Calderon did not reveal his sexuality on the show, although his season of Survivor also featured Brad Virata, who is out.
After Survivor, Calderon appeared on the second season of The Janice Dickinson Modeling Agency ( shown on the Oxygen Network ) .
'She gets you to do some pretty crazy things, [ such as ] getting naked on TV,' Calderon said, laughing. 'Especially since my dad passed, I've learned take opportunities, take callings in life, stop abandoning things because you're afraid or fear the worst instead of hoping for the best.'
Calderon stripped to his underwear in an open call. And he was seen on-air modeling while holding a carefully placed towel—and nothing else.
' [ The show ] was a fun experience,' Calderon said. 'Janice is pretty crazy; she makes you do some things that you never thought you'd do. Half of the time you're in your underwear on national television. After a while, you're just used to it; it's no big deal.
'The show was fun; I really liked it. It was a really good experience. It helped expose me to a world that I'm not exposed to, and I always wanted to model as a kid. It's like God was giving me a second chance.'
Calderon attended Santa Monica City College for two years, and then Long Beach State for his junior and senior seasons, 1996-98. A setter, he was the team captain as a senior and the team advanced to the NCAA Tournament.
'I'm a leader; I'm a team player,' he said.
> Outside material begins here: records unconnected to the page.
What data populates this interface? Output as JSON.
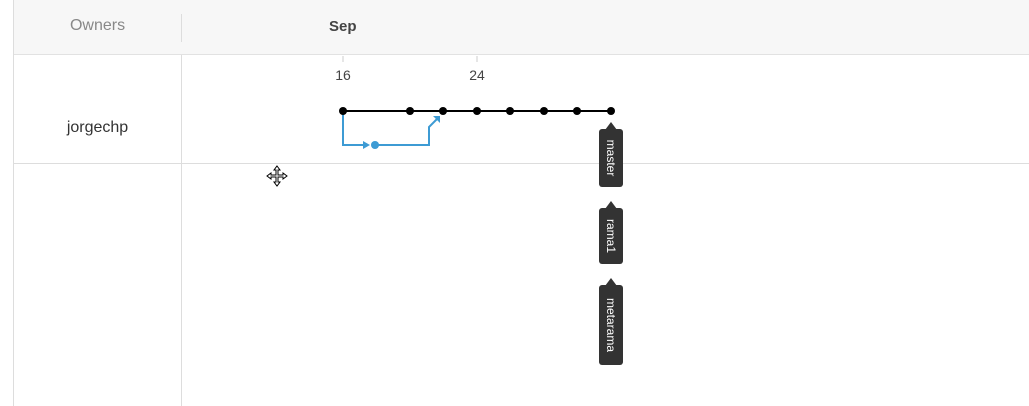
{
  "header": {
    "owners_label": "Owners",
    "month_label": "Sep"
  },
  "timeline": {
    "ticks": [
      "16",
      "24"
    ]
  },
  "owners": [
    {
      "name": "jorgechp"
    }
  ],
  "branches": [
    {
      "label": "master"
    },
    {
      "label": "rama1"
    },
    {
      "label": "metarama"
    }
  ],
  "colors": {
    "main_line": "#000000",
    "branch_line": "#3d9bd4",
    "tag_background": "#333333",
    "tag_text": "#ffffff"
  },
  "icons": {
    "cursor": "move-cursor-icon"
  }
}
After the '98 season, Calderon had the opportunity to play professionally in Barcelona, Spain, yet had not completed his degree. 'In my heart, I wanted to travel, to play, to see the world,' he said.
But ultimately, he rejected the overseas offers and stayed at Long Beach, where he was offered the volunteer assistant coaching position for the women's team.
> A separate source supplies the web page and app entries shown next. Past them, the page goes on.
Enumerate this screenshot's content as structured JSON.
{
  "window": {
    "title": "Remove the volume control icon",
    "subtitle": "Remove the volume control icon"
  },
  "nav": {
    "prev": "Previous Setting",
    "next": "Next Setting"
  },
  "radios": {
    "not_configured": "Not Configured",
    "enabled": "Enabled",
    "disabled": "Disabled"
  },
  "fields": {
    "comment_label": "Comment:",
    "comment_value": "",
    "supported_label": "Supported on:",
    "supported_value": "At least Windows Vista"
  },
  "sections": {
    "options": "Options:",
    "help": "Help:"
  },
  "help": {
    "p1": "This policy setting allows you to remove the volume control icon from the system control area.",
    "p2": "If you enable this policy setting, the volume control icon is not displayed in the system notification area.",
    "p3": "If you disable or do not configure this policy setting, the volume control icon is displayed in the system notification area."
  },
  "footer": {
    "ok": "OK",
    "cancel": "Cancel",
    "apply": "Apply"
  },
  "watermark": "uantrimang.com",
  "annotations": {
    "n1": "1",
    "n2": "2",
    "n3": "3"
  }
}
'I always had a respect for the women's game, but it's very, very, very different from the men's game,' he said.
While helping with the powerhouse Long Beach women, he also landed a local club volleyball coaching gig, and so began his head coaching run.
'I had to re-learn women's volleyball while I was coaching it and, ultimately, I became good at it, really good at it,' he said.
Calderon worked at Long Beach under volleyball coaching legend Brian Gimmillaro, a three-time national champion. Calderon was a volunteer assistant for three years, then a paid, full-time assistant coach for his last two seasons with the team.
'I was so fortunate; I was able to be around the best of the best, and learn from some really great people,' he said.
Calderon is now in his ninth season coaching the Mizuno Long Beach Volleyball Club, and two of his teams ( Under-18s and Under-15s ) are No. 1-ranked in southern California. They will be competing at the end of June in the 2007 USA Junior Olympic Girls' Volleyball Championships at the Minneapolis ( Minn. ) Convention Center.
'I guess coaching was my calling,' said Calderon, who also spent two years ( 2004-05 ) playing on the AVP circuit. 'I'm really blessed with the people who I've gotten the chance to coach, on all of my teams.'